--- START ---

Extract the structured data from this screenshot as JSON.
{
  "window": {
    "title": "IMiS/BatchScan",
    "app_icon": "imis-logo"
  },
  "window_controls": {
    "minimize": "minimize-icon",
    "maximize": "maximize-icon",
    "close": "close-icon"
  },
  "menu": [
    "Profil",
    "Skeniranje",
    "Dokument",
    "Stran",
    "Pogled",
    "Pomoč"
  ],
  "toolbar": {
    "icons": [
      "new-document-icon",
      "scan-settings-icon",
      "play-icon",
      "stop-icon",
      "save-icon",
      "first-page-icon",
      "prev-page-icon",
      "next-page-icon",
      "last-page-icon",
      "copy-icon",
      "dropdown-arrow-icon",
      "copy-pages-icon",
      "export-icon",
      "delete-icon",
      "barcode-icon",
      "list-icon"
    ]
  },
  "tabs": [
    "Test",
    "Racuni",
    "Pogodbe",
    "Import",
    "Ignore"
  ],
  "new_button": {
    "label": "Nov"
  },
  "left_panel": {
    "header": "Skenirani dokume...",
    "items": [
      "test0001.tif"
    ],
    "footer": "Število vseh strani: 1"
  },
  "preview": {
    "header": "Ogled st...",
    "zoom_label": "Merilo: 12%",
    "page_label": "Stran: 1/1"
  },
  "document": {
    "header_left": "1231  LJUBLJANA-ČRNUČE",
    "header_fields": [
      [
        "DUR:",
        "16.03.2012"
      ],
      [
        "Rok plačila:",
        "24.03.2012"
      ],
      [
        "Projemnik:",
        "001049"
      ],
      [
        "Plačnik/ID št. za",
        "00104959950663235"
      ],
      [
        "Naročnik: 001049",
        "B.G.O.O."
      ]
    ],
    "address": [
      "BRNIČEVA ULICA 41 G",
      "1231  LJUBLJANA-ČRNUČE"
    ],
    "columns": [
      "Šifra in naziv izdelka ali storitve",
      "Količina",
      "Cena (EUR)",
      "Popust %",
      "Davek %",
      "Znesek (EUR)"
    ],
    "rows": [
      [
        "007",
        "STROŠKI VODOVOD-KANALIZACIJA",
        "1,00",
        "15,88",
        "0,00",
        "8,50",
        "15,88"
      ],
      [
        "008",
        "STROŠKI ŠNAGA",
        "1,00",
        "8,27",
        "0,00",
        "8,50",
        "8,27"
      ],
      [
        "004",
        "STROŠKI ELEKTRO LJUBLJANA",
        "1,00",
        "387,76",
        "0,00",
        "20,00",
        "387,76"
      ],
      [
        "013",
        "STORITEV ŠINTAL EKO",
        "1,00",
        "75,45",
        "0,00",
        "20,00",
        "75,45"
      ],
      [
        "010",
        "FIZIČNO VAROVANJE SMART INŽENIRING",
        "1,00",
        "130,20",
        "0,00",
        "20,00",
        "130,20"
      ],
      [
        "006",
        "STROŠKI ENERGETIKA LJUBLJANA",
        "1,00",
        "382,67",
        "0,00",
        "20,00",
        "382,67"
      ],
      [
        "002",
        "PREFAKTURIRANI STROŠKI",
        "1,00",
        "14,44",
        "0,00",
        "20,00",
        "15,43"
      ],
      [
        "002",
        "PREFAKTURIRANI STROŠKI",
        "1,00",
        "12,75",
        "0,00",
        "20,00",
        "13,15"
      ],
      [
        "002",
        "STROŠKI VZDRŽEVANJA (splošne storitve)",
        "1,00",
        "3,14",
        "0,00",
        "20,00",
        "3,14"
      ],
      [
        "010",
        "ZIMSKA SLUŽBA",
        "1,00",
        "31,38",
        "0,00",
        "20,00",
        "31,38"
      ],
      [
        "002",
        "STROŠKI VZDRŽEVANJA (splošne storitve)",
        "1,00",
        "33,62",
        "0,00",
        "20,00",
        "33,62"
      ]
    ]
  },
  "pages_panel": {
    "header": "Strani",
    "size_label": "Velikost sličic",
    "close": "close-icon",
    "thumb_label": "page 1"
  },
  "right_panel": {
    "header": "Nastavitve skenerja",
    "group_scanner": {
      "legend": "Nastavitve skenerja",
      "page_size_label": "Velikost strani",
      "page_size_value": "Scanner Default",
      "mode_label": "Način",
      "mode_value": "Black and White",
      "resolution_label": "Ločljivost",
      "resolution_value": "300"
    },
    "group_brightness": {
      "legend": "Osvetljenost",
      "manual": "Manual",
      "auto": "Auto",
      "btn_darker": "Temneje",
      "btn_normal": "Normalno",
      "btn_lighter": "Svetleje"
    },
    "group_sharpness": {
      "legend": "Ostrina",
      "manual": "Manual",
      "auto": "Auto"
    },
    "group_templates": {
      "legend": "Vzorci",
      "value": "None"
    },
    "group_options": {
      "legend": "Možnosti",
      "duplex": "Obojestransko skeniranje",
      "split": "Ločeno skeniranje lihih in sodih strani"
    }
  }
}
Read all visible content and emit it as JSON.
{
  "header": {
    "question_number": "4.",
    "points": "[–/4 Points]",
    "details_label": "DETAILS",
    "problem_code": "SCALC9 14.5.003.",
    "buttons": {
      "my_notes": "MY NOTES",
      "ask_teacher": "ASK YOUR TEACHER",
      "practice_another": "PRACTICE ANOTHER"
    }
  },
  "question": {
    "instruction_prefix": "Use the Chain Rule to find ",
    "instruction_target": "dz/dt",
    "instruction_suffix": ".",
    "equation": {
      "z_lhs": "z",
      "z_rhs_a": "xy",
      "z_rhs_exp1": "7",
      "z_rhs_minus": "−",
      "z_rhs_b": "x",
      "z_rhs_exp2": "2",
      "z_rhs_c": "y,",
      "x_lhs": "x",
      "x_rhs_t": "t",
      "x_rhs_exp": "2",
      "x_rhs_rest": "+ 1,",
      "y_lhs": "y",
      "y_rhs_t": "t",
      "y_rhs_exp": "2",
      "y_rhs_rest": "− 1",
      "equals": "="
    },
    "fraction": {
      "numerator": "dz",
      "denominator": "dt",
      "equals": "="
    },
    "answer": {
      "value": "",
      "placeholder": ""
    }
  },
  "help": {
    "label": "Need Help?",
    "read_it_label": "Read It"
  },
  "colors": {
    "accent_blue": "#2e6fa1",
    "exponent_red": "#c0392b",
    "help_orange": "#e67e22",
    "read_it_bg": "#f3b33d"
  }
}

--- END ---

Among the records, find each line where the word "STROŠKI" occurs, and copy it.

        "STROŠKI VODOVOD-KANALIZACIJA",
        "STROŠKI ŠNAGA",
        "STROŠKI ELEKTRO LJUBLJANA",
        "STROŠKI ENERGETIKA LJUBLJANA",
        "PREFAKTURIRANI STROŠKI",
        "PREFAKTURIRANI STROŠKI",
        "STROŠKI VZDRŽEVANJA (splošne storitve)",
        "STROŠKI VZDRŽEVANJA (splošne storitve)",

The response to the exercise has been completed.